Task to complete: Give back the full listing exactly as written.

• • •

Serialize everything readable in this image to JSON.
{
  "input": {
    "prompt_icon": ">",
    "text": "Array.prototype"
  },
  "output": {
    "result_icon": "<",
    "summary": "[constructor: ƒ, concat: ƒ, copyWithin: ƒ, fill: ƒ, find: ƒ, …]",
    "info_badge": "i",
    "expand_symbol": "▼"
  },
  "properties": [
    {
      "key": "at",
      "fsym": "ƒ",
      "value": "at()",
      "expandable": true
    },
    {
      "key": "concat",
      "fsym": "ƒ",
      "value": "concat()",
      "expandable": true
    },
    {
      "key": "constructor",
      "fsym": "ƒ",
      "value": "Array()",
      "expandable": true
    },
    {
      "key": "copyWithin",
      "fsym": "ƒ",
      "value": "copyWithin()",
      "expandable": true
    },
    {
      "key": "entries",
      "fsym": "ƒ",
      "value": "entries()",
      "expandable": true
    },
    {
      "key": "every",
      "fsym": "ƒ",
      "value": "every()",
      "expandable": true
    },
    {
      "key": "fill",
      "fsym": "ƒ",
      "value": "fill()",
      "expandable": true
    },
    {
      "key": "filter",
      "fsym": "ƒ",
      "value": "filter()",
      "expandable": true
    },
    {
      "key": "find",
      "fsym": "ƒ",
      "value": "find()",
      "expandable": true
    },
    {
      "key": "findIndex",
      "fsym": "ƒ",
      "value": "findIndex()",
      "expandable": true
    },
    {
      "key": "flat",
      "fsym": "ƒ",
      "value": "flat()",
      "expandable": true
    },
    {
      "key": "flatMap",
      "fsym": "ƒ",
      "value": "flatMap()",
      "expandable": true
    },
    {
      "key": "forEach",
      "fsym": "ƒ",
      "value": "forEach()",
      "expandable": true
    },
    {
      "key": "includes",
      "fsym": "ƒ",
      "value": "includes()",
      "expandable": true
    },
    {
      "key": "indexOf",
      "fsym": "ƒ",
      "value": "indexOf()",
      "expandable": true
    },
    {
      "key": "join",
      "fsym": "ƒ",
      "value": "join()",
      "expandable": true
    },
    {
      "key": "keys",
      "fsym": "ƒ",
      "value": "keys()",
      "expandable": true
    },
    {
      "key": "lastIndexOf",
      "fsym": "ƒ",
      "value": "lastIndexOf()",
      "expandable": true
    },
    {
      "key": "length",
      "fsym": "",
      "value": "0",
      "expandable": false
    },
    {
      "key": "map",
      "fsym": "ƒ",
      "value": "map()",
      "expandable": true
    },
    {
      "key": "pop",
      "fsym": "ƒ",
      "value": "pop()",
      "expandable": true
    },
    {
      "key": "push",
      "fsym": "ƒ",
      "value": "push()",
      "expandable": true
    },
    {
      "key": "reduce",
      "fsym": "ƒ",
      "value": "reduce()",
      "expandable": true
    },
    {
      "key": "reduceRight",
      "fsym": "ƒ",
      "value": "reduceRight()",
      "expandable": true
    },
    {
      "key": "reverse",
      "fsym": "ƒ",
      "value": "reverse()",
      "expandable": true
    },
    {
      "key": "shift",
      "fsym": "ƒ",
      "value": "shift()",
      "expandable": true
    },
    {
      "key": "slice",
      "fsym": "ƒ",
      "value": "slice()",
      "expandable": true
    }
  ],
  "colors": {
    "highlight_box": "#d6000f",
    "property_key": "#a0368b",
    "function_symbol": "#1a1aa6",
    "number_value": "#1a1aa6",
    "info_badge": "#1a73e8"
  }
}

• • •

Answer to the exercise:
Serialize everything readable in this image to JSON.
{
  "input": {
    "prompt_icon": ">",
    "text": "Array.prototype"
  },
  "output": {
    "result_icon": "<",
    "summary": "[constructor: ƒ, concat: ƒ, copyWithin: ƒ, fill: ƒ, find: ƒ, …]",
    "info_badge": "i",
    "expand_symbol": "▼"
  },
  "properties": [
    {
      "key": "at",
      "fsym": "ƒ",
      "value": "at()",
      "expandable": true
    },
    {
      "key": "concat",
      "fsym": "ƒ",
      "value": "concat()",
      "expandable": true
    },
    {
      "key": "constructor",
      "fsym": "ƒ",
      "value": "Array()",
      "expandable": true
    },
    {
      "key": "copyWithin",
      "fsym": "ƒ",
      "value": "copyWithin()",
      "expandable": true
    },
    {
      "key": "entries",
      "fsym": "ƒ",
      "value": "entries()",
      "expandable": true
    },
    {
      "key": "every",
      "fsym": "ƒ",
      "value": "every()",
      "expandable": true
    },
    {
      "key": "fill",
      "fsym": "ƒ",
      "value": "fill()",
      "expandable": true
    },
    {
      "key": "filter",
      "fsym": "ƒ",
      "value": "filter()",
      "expandable": true
    },
    {
      "key": "find",
      "fsym": "ƒ",
      "value": "find()",
      "expandable": true
    },
    {
      "key": "findIndex",
      "fsym": "ƒ",
      "value": "findIndex()",
      "expandable": true
    },
    {
      "key": "flat",
      "fsym": "ƒ",
      "value": "flat()",
      "expandable": true
    },
    {
      "key": "flatMap",
      "fsym": "ƒ",
      "value": "flatMap()",
      "expandable": true
    },
    {
      "key": "forEach",
      "fsym": "ƒ",
      "value": "forEach()",
      "expandable": true
    },
    {
      "key": "includes",
      "fsym": "ƒ",
      "value": "includes()",
      "expandable": true
    },
    {
      "key": "indexOf",
      "fsym": "ƒ",
      "value": "indexOf()",
      "expandable": true
    },
    {
      "key": "join",
      "fsym": "ƒ",
      "value": "join()",
      "expandable": true
    },
    {
      "key": "keys",
      "fsym": "ƒ",
      "value": "keys()",
      "expandable": true
    },
    {
      "key": "lastIndexOf",
      "fsym": "ƒ",
      "value": "lastIndexOf()",
      "expandable": true
    },
    {
      "key": "length",
      "fsym": "",
      "value": "0",
      "expandable": false
    },
    {
      "key": "map",
      "fsym": "ƒ",
      "value": "map()",
      "expandable": true
    },
    {
      "key": "pop",
      "fsym": "ƒ",
      "value": "pop()",
      "expandable": true
    },
    {
      "key": "push",
      "fsym": "ƒ",
      "value": "push()",
      "expandable": true
    },
    {
      "key": "reduce",
      "fsym": "ƒ",
      "value": "reduce()",
      "expandable": true
    },
    {
      "key": "reduceRight",
      "fsym": "ƒ",
      "value": "reduceRight()",
      "expandable": true
    },
    {
      "key": "reverse",
      "fsym": "ƒ",
      "value": "reverse()",
      "expandable": true
    },
    {
      "key": "shift",
      "fsym": "ƒ",
      "value": "shift()",
      "expandable": true
    },
    {
      "key": "slice",
      "fsym": "ƒ",
      "value": "slice()",
      "expandable": true
    }
  ],
  "colors": {
    "highlight_box": "#d6000f",
    "property_key": "#a0368b",
    "function_symbol": "#1a1aa6",
    "number_value": "#1a1aa6",
    "info_badge": "#1a73e8"
  }
}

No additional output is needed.